- **STORED DATA**
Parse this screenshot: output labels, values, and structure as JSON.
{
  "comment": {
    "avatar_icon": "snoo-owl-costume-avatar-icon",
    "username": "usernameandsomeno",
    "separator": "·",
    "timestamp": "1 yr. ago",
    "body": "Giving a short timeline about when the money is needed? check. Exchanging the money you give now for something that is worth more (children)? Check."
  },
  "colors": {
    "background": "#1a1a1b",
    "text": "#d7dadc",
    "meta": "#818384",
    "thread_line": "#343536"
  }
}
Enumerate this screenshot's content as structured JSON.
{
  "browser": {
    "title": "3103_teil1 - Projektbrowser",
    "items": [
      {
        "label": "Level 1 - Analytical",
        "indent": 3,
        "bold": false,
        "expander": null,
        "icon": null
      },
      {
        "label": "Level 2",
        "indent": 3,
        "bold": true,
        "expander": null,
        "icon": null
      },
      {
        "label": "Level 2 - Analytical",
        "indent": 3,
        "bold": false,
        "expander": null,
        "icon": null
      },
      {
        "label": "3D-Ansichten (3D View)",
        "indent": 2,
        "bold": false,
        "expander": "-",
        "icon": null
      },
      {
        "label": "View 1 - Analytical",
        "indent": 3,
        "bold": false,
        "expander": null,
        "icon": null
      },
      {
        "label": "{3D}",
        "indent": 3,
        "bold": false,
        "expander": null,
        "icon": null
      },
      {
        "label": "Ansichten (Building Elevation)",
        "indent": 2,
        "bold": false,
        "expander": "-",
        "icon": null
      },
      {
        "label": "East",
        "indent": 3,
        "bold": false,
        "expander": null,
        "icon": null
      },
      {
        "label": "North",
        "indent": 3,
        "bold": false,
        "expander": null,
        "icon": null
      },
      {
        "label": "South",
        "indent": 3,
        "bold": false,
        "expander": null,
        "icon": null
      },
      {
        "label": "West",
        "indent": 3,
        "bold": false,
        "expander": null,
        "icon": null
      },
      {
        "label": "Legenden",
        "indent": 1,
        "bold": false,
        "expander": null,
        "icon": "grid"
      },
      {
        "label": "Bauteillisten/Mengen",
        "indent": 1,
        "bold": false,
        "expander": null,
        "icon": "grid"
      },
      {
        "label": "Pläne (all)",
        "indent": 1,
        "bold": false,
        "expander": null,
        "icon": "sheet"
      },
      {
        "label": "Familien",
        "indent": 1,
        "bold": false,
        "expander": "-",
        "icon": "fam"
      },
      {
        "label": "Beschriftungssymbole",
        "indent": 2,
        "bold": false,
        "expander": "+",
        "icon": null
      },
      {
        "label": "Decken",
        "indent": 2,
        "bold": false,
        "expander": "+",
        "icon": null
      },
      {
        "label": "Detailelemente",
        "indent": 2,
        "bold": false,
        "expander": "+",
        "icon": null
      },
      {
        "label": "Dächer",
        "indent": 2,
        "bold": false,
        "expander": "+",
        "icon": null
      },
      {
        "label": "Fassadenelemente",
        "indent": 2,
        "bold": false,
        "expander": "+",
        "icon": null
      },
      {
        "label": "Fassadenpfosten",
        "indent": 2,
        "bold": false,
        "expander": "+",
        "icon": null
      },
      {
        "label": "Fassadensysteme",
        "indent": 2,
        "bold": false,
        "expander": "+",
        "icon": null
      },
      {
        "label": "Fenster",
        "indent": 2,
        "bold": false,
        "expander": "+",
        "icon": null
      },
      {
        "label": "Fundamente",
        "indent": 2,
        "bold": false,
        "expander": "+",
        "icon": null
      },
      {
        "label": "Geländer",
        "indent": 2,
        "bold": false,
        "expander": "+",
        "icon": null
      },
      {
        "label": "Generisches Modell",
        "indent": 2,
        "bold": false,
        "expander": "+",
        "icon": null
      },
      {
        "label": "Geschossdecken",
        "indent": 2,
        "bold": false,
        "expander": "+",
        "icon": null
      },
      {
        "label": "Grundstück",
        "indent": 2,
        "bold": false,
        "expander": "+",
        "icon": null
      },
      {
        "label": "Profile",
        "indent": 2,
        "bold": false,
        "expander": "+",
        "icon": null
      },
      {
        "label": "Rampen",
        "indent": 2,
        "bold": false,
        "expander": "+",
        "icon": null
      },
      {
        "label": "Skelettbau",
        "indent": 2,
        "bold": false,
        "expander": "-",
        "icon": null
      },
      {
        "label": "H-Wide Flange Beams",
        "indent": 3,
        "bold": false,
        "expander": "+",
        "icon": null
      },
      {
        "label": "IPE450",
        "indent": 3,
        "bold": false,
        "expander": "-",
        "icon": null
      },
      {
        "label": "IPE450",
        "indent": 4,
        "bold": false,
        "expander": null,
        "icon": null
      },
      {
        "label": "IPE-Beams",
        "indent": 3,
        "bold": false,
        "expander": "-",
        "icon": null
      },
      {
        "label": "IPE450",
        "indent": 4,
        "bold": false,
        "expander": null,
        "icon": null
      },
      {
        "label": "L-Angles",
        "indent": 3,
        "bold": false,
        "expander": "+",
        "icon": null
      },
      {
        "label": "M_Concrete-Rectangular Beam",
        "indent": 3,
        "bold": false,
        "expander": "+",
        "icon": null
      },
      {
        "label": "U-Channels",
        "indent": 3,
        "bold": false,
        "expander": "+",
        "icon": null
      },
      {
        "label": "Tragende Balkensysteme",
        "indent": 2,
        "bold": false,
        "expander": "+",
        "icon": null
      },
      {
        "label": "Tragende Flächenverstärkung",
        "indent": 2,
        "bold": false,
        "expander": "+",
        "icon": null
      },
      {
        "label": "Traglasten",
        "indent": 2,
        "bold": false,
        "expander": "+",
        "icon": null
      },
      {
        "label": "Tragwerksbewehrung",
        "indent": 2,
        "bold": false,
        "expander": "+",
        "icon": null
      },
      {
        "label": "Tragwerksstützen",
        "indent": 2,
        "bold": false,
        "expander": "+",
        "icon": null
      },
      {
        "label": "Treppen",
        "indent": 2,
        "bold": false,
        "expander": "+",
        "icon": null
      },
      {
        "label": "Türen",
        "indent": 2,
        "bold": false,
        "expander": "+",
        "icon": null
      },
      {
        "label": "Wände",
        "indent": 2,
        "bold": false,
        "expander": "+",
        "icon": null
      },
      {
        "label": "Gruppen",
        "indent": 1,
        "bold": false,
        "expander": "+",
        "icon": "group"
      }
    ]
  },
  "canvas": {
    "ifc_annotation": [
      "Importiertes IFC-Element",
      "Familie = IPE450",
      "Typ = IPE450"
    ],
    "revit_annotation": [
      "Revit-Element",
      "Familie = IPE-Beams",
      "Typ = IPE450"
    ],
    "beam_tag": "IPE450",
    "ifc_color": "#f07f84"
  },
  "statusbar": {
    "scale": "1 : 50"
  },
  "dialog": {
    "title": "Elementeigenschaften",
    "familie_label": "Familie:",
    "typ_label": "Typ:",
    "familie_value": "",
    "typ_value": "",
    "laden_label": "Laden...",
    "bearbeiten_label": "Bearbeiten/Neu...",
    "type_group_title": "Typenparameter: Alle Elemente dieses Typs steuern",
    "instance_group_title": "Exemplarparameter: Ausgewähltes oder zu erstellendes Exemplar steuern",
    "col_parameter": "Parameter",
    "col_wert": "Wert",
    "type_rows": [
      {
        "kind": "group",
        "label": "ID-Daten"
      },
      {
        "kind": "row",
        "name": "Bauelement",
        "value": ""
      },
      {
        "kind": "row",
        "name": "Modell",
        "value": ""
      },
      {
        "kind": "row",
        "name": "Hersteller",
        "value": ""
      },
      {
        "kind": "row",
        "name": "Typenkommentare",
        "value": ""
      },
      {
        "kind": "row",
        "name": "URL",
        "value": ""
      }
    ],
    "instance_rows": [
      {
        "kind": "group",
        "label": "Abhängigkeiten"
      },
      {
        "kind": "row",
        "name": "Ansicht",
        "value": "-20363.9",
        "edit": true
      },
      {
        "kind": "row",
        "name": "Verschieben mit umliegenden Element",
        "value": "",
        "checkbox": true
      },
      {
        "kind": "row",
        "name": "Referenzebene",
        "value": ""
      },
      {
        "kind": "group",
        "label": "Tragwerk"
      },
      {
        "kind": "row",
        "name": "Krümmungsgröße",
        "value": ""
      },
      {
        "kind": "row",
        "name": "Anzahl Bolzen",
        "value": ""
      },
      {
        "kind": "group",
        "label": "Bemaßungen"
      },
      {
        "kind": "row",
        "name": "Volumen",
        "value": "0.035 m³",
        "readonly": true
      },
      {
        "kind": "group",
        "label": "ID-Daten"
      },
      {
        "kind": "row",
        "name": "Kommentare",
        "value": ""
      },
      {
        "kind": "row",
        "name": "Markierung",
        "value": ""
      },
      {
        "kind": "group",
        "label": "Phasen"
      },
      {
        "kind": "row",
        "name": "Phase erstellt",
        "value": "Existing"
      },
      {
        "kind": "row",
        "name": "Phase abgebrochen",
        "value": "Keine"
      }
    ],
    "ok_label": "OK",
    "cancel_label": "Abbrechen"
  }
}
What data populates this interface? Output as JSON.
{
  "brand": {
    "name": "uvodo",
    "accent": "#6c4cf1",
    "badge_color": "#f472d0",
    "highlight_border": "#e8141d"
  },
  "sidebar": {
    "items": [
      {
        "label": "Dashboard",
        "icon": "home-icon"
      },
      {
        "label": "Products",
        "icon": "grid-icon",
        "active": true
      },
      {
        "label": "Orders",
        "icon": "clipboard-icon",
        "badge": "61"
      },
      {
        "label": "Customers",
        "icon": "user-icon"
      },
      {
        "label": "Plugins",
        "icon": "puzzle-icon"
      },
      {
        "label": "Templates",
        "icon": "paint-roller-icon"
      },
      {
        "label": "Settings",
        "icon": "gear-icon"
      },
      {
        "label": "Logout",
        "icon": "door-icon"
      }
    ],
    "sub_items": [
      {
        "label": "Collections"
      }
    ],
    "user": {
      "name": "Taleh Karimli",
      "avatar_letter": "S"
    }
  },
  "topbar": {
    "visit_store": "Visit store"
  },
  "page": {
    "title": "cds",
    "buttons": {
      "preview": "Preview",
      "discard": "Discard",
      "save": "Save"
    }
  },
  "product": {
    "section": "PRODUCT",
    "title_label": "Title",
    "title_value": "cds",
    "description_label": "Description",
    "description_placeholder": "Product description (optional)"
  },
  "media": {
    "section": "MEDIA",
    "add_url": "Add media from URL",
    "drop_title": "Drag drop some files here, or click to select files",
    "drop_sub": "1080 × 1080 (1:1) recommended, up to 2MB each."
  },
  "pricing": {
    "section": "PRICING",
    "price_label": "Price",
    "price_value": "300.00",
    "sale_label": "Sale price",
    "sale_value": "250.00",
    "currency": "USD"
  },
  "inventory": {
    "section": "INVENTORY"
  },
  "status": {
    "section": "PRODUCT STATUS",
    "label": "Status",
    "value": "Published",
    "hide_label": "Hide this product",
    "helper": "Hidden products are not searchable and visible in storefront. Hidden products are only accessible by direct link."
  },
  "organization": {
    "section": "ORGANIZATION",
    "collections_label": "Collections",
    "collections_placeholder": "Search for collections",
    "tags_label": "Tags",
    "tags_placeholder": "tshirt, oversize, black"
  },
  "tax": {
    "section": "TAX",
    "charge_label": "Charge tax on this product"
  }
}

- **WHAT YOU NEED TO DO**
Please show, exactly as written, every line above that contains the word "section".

- **SOLVED EXERCISE**
    "section": "PRODUCT",
    "section": "MEDIA",
    "section": "PRICING",
    "section": "INVENTORY"
    "section": "PRODUCT STATUS",
    "section": "ORGANIZATION",
    "section": "TAX",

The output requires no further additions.